WHY DID YOU CHOOSE TO COME TO SFU?
I chose SFU because of the special place it holds in my heart. I did my bachelor degree at SFU in the early 2000s before its expansion with UniverCity, SFU Surrey and SFU Woodwards. I worked as a Community Advisor in the student residences at Burnaby Mountain (which is very different from what it is now) and stayed for one semester at Madge Hogarth House, the historical women’s student residence, which has now been demolished. I was very active in the student community and met some of the most important people in my life there. It is interesting to return to SFU 13 years later and to witness the changes and growth SFU is experiencing. I hope to continue building new and beautiful memories at SFU.
HOW WOULD YOU DESCRIBE YOUR RESEARCH OR YOUR PROGRAM TO A FAMILY MEMBER?
I'm doing community-engaged research and what one might refer to as feminist auto-ethnography with a group of Tai Chi practitioners in East Vancouver to learn about the ancient martial arts practice and Chinese culture in diaspora. I have been practising Tristar Taiji under the tutelage of Master Li Rong since 2016 and am now the assistant instructor at the Li Rong Wushu and Qigong Academy. During the 2020-2021 lockdown, I trained online with a group of Asian immigrant women who took up Tai Chi for the first time to improve their health. I am interested in how the practice has helped them survive the pandemic in relation to the various roles they juggle as wives, mothers, their professions and as women in general. This is a mini-documentary about my research in collaboration with SFU’s CERi (Community-Engaged Research Initiative).
WHAT ARE YOU PARTICULARLY ENJOYING ABOUT YOUR STUDIES/RESEARCH AT SFU?
I love the collegiality of my Gender, Sexuality and Women's Studies department. I have a close rapport with my supervisor, my professors and my colleagues, including the Masters students. They are very supportive, encouraging and always ready to lend a listening ear.
HAVE YOU BEEN THE RECIPIENT OF ANY MAJOR OR DONOR-FUNDED AWARDS? IF SO, PLEASE TELL US WHICH ONES AND A LITTLE ABOUT HOW THE AWARDS HAVE IMPACTED YOUR STUDIES AND/OR RESEARCH.
Grace Woodsworth MacInnis Graduate Entrance Scholarship. The award has boosted my confidence as a returning scholar and allowed me to continue flourishing in my studies. It also inspired me to write about women and lend my voice to women in marginalized communities.

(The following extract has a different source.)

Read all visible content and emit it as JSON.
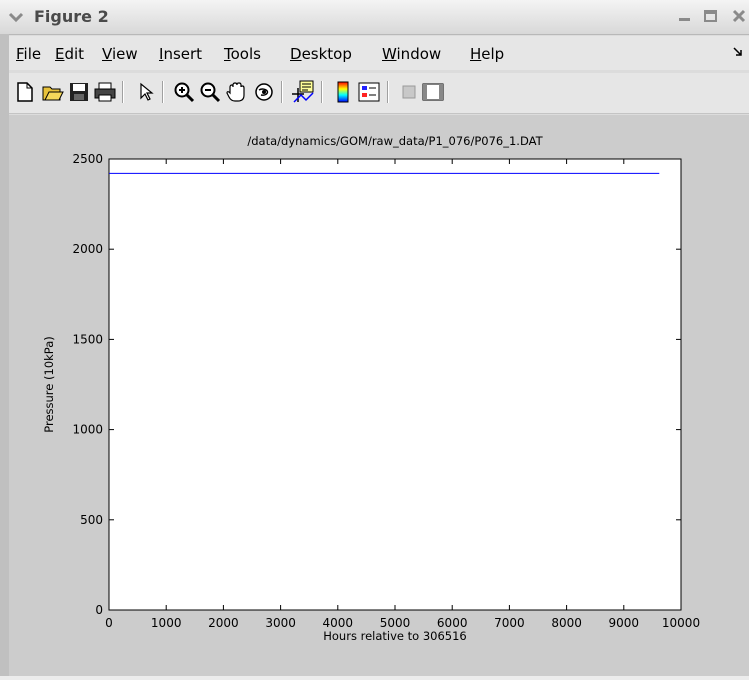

HOW WOULD YOU DESCRIBE YOUR PROGRAM/POSTDOC POSITION TO SOMEONE STILL SEARCHING FOR A PROGRAM OR POSTDOC POSITION?
Gender, Sexuality and Women's Studies is the perfect course if you are someone who enjoys combining academic studies with research and social action. It is less an armchair theorizing and more a socially-engaged program. It challenges me to question everything that I take for granted--not just in society, but also within myself.
Contact Shanny: email@example.com